-------- Supplied entries

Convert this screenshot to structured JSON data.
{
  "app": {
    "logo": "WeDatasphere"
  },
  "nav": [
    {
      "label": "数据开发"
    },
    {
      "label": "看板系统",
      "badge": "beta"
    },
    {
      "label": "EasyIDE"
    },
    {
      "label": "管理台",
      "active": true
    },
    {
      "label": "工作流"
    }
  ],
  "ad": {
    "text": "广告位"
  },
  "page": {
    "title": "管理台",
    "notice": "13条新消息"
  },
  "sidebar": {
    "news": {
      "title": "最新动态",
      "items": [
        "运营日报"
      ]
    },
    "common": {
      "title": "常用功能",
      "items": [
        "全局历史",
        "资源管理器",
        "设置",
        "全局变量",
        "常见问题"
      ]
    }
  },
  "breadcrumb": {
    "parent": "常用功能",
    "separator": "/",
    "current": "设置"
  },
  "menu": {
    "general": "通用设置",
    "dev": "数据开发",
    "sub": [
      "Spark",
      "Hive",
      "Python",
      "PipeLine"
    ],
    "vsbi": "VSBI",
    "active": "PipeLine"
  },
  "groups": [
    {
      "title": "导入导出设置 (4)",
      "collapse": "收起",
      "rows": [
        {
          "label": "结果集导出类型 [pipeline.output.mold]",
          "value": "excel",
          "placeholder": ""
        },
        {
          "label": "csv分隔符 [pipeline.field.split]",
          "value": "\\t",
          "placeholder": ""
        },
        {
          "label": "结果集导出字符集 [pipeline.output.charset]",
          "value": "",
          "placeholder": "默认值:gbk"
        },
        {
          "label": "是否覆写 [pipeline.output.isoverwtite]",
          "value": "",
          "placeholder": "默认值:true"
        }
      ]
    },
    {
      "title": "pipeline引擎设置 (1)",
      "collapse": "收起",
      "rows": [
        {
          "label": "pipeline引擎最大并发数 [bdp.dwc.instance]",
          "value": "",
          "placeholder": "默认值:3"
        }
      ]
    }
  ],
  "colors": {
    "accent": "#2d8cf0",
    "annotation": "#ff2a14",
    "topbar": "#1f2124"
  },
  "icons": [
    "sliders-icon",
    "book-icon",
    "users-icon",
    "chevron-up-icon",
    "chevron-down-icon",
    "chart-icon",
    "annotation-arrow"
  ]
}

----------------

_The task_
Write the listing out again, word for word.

_Output for this task_
Convert this screenshot to structured JSON data.
{
  "app": {
    "logo": "WeDatasphere"
  },
  "nav": [
    {
      "label": "数据开发"
    },
    {
      "label": "看板系统",
      "badge": "beta"
    },
    {
      "label": "EasyIDE"
    },
    {
      "label": "管理台",
      "active": true
    },
    {
      "label": "工作流"
    }
  ],
  "ad": {
    "text": "广告位"
  },
  "page": {
    "title": "管理台",
    "notice": "13条新消息"
  },
  "sidebar": {
    "news": {
      "title": "最新动态",
      "items": [
        "运营日报"
      ]
    },
    "common": {
      "title": "常用功能",
      "items": [
        "全局历史",
        "资源管理器",
        "设置",
        "全局变量",
        "常见问题"
      ]
    }
  },
  "breadcrumb": {
    "parent": "常用功能",
    "separator": "/",
    "current": "设置"
  },
  "menu": {
    "general": "通用设置",
    "dev": "数据开发",
    "sub": [
      "Spark",
      "Hive",
      "Python",
      "PipeLine"
    ],
    "vsbi": "VSBI",
    "active": "PipeLine"
  },
  "groups": [
    {
      "title": "导入导出设置 (4)",
      "collapse": "收起",
      "rows": [
        {
          "label": "结果集导出类型 [pipeline.output.mold]",
          "value": "excel",
          "placeholder": ""
        },
        {
          "label": "csv分隔符 [pipeline.field.split]",
          "value": "\\t",
          "placeholder": ""
        },
        {
          "label": "结果集导出字符集 [pipeline.output.charset]",
          "value": "",
          "placeholder": "默认值:gbk"
        },
        {
          "label": "是否覆写 [pipeline.output.isoverwtite]",
          "value": "",
          "placeholder": "默认值:true"
        }
      ]
    },
    {
      "title": "pipeline引擎设置 (1)",
      "collapse": "收起",
      "rows": [
        {
          "label": "pipeline引擎最大并发数 [bdp.dwc.instance]",
          "value": "",
          "placeholder": "默认值:3"
        }
      ]
    }
  ],
  "colors": {
    "accent": "#2d8cf0",
    "annotation": "#ff2a14",
    "topbar": "#1f2124"
  },
  "icons": [
    "sliders-icon",
    "book-icon",
    "users-icon",
    "chevron-up-icon",
    "chevron-down-icon",
    "chart-icon",
    "annotation-arrow"
  ]
}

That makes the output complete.